• _Provided information_:

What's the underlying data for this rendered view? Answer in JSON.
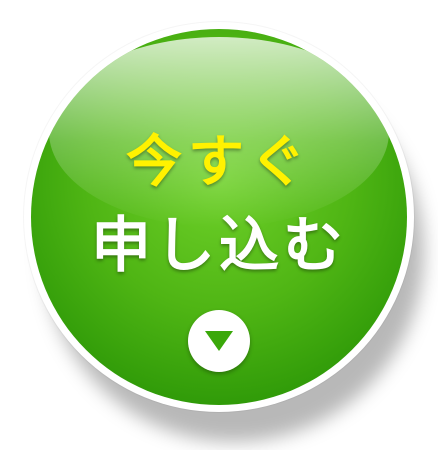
{
  "button": {
    "line1": "今すぐ",
    "line2": "申し込む",
    "icon": "chevron-down-triangle-icon"
  },
  "colors": {
    "green": "#4fb514",
    "yellow_text": "#fff200",
    "white_text": "#ffffff"
  }
}
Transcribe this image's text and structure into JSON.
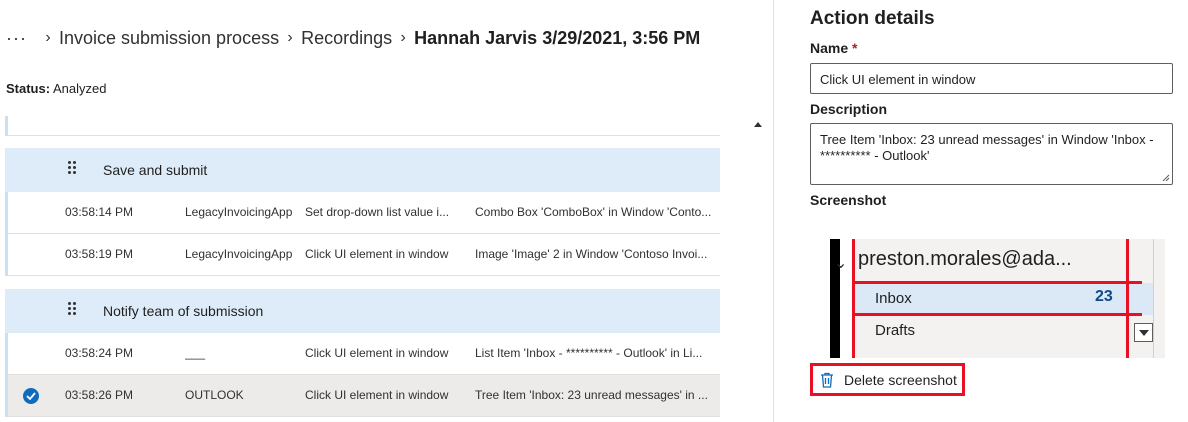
{
  "breadcrumb": {
    "more": "···",
    "items": [
      "Invoice submission process",
      "Recordings"
    ],
    "current": "Hannah Jarvis 3/29/2021, 3:56 PM"
  },
  "status": {
    "label": "Status:",
    "value": "Analyzed"
  },
  "groups": [
    {
      "title": "Save and submit",
      "rows": [
        {
          "time": "03:58:14 PM",
          "app": "LegacyInvoicingApp",
          "action": "Set drop-down list value i...",
          "target": "Combo Box 'ComboBox' in Window 'Conto..."
        },
        {
          "time": "03:58:19 PM",
          "app": "LegacyInvoicingApp",
          "action": "Click UI element in window",
          "target": "Image 'Image' 2 in Window 'Contoso Invoi..."
        }
      ]
    },
    {
      "title": "Notify team of submission",
      "rows": [
        {
          "time": "03:58:24 PM",
          "app": "___",
          "action": "Click UI element in window",
          "target": "List Item 'Inbox - ********** - Outlook' in Li..."
        },
        {
          "time": "03:58:26 PM",
          "app": "OUTLOOK",
          "action": "Click UI element in window",
          "target": "Tree Item 'Inbox: 23 unread messages' in ...",
          "selected": true
        }
      ]
    }
  ],
  "panel": {
    "title": "Action details",
    "name_label": "Name",
    "required_mark": "*",
    "name_value": "Click UI element in window",
    "description_label": "Description",
    "description_value": "Tree Item 'Inbox: 23 unread messages' in Window 'Inbox - ********** - Outlook'",
    "screenshot_label": "Screenshot",
    "screenshot": {
      "account": "preston.morales@ada...",
      "inbox": "Inbox",
      "inbox_count": "23",
      "drafts": "Drafts"
    },
    "delete_label": "Delete screenshot"
  },
  "colors": {
    "group_header_bg": "#deecf9",
    "selected_row_bg": "#edebe9",
    "accent_blue": "#0f6cbd",
    "highlight_red": "#e81123"
  }
}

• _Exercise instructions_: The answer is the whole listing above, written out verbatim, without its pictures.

• _Answer to this task_:
What's the underlying data for this rendered view? Answer in JSON.
{
  "button": {
    "line1": "今すぐ",
    "line2": "申し込む",
    "icon": "chevron-down-triangle-icon"
  },
  "colors": {
    "green": "#4fb514",
    "yellow_text": "#fff200",
    "white_text": "#ffffff"
  }
}
Transcribe this image's text and structure into JSON.
{
  "breadcrumb": {
    "more": "···",
    "items": [
      "Invoice submission process",
      "Recordings"
    ],
    "current": "Hannah Jarvis 3/29/2021, 3:56 PM"
  },
  "status": {
    "label": "Status:",
    "value": "Analyzed"
  },
  "groups": [
    {
      "title": "Save and submit",
      "rows": [
        {
          "time": "03:58:14 PM",
          "app": "LegacyInvoicingApp",
          "action": "Set drop-down list value i...",
          "target": "Combo Box 'ComboBox' in Window 'Conto..."
        },
        {
          "time": "03:58:19 PM",
          "app": "LegacyInvoicingApp",
          "action": "Click UI element in window",
          "target": "Image 'Image' 2 in Window 'Contoso Invoi..."
        }
      ]
    },
    {
      "title": "Notify team of submission",
      "rows": [
        {
          "time": "03:58:24 PM",
          "app": "___",
          "action": "Click UI element in window",
          "target": "List Item 'Inbox - ********** - Outlook' in Li..."
        },
        {
          "time": "03:58:26 PM",
          "app": "OUTLOOK",
          "action": "Click UI element in window",
          "target": "Tree Item 'Inbox: 23 unread messages' in ...",
          "selected": true
        }
      ]
    }
  ],
  "panel": {
    "title": "Action details",
    "name_label": "Name",
    "required_mark": "*",
    "name_value": "Click UI element in window",
    "description_label": "Description",
    "description_value": "Tree Item 'Inbox: 23 unread messages' in Window 'Inbox - ********** - Outlook'",
    "screenshot_label": "Screenshot",
    "screenshot": {
      "account": "preston.morales@ada...",
      "inbox": "Inbox",
      "inbox_count": "23",
      "drafts": "Drafts"
    },
    "delete_label": "Delete screenshot"
  },
  "colors": {
    "group_header_bg": "#deecf9",
    "selected_row_bg": "#edebe9",
    "accent_blue": "#0f6cbd",
    "highlight_red": "#e81123"
  }
}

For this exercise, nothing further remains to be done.